## [Task directions]
Select every line containing the word "hint" from the material, and copy those lines.

## [Source information]
+ + + + +

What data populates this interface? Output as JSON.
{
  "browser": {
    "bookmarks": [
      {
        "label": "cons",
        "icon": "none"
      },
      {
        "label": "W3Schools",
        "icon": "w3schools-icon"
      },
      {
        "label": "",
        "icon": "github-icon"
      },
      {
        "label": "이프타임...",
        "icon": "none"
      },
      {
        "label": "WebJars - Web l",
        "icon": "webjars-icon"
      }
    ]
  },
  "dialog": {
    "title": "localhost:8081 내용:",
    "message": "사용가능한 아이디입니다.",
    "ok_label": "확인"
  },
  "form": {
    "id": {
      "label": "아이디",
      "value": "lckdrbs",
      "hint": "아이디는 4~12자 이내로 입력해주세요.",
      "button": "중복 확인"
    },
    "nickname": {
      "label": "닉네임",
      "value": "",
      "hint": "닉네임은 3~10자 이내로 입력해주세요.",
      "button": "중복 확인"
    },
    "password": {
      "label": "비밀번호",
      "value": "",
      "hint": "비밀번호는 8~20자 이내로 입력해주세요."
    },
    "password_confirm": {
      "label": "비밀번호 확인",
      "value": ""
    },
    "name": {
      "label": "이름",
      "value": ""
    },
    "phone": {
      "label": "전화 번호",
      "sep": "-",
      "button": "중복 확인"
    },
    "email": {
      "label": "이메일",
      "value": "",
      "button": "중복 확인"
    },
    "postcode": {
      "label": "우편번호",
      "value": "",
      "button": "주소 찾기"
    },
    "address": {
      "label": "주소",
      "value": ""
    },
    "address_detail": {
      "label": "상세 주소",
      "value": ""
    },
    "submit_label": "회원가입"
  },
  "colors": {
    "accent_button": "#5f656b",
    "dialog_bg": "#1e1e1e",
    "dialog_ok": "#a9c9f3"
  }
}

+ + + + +

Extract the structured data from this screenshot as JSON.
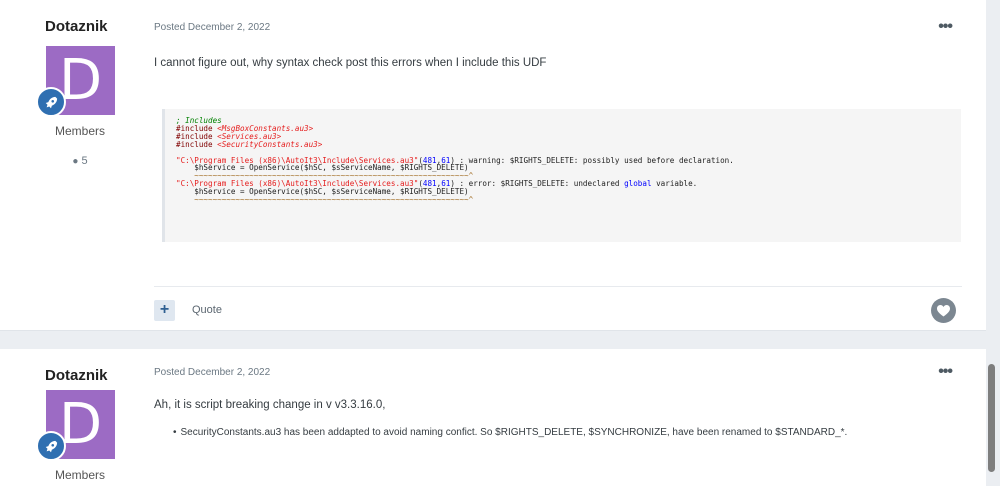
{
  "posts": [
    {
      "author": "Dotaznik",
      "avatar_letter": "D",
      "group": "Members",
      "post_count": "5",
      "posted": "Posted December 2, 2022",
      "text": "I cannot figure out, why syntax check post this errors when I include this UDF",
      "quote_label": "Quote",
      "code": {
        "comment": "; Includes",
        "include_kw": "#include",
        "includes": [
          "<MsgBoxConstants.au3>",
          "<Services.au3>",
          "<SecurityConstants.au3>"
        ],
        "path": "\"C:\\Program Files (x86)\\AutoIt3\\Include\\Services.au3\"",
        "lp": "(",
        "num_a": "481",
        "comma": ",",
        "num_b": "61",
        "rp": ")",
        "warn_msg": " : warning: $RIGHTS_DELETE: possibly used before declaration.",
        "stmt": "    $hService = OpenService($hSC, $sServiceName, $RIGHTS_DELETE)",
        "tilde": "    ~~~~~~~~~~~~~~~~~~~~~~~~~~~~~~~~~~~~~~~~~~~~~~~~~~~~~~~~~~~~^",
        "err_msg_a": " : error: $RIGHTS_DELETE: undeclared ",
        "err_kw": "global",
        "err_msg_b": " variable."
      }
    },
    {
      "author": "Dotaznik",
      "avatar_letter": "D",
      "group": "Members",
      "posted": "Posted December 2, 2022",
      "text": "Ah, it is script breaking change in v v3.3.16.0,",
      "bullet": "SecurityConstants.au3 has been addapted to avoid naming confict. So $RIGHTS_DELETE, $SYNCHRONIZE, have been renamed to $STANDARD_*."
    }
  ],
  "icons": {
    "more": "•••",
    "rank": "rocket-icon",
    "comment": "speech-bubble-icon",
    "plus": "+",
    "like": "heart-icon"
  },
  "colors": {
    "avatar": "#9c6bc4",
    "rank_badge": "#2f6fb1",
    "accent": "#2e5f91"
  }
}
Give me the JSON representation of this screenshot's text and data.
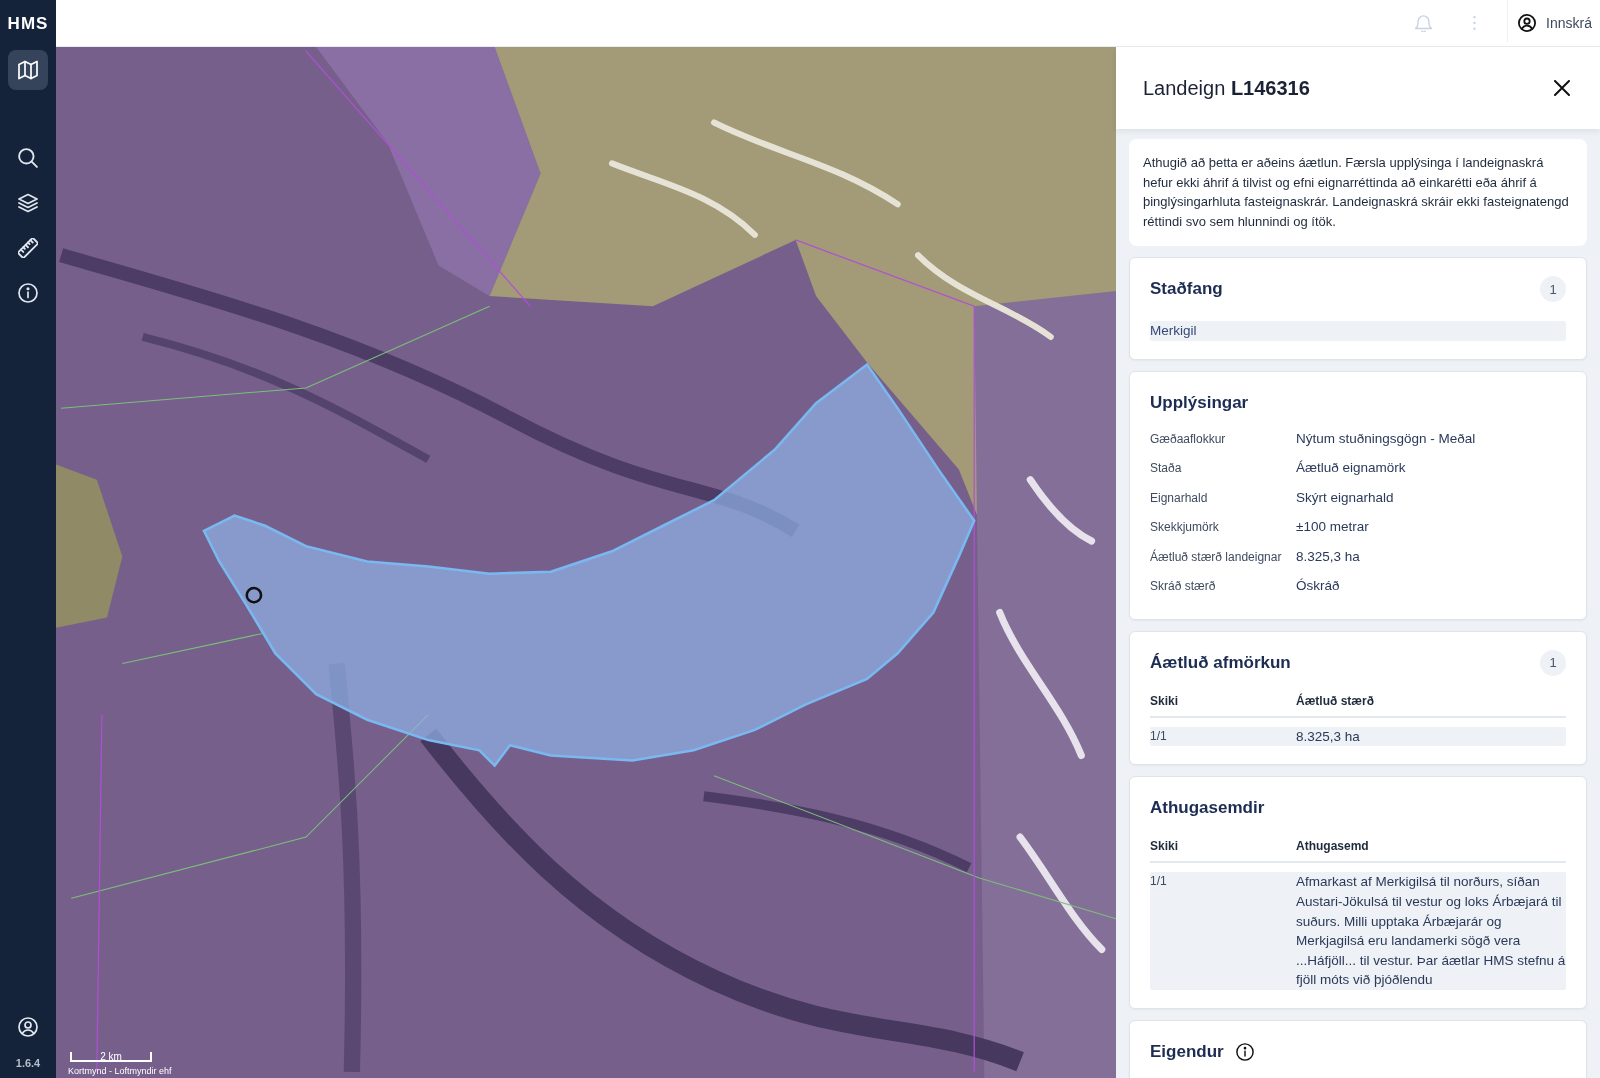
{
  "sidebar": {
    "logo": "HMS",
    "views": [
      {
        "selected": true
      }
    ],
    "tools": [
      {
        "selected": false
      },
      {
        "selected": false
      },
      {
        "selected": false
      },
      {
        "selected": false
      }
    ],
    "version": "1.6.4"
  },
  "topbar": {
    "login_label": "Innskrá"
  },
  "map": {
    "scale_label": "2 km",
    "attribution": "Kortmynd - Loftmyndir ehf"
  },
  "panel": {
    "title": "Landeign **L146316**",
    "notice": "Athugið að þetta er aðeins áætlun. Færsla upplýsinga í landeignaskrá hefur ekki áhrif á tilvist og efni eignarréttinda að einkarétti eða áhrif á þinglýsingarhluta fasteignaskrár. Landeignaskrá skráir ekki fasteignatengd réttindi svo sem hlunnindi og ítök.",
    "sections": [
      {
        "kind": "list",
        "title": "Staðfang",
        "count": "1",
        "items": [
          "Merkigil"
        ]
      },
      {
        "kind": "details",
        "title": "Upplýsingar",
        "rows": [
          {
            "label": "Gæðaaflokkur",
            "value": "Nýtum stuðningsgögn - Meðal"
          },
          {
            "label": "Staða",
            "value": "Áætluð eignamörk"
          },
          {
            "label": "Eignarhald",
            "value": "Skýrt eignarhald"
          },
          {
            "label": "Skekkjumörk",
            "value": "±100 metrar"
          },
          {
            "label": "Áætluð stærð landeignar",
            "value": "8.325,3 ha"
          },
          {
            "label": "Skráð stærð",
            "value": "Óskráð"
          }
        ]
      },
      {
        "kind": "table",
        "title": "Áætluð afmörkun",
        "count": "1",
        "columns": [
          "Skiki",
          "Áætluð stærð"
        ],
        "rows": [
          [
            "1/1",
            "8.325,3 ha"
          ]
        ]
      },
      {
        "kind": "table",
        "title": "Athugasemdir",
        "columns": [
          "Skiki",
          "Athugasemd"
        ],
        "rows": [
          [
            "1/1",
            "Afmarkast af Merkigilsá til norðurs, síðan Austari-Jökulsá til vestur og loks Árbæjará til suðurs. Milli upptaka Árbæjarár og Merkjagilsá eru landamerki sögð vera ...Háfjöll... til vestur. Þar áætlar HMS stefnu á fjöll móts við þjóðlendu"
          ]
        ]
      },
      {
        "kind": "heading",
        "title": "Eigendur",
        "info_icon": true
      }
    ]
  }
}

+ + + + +

## [Exercise result]
      "hint": "아이디는 4~12자 이내로 입력해주세요.",
      "hint": "닉네임은 3~10자 이내로 입력해주세요.",
      "hint": "비밀번호는 8~20자 이내로 입력해주세요."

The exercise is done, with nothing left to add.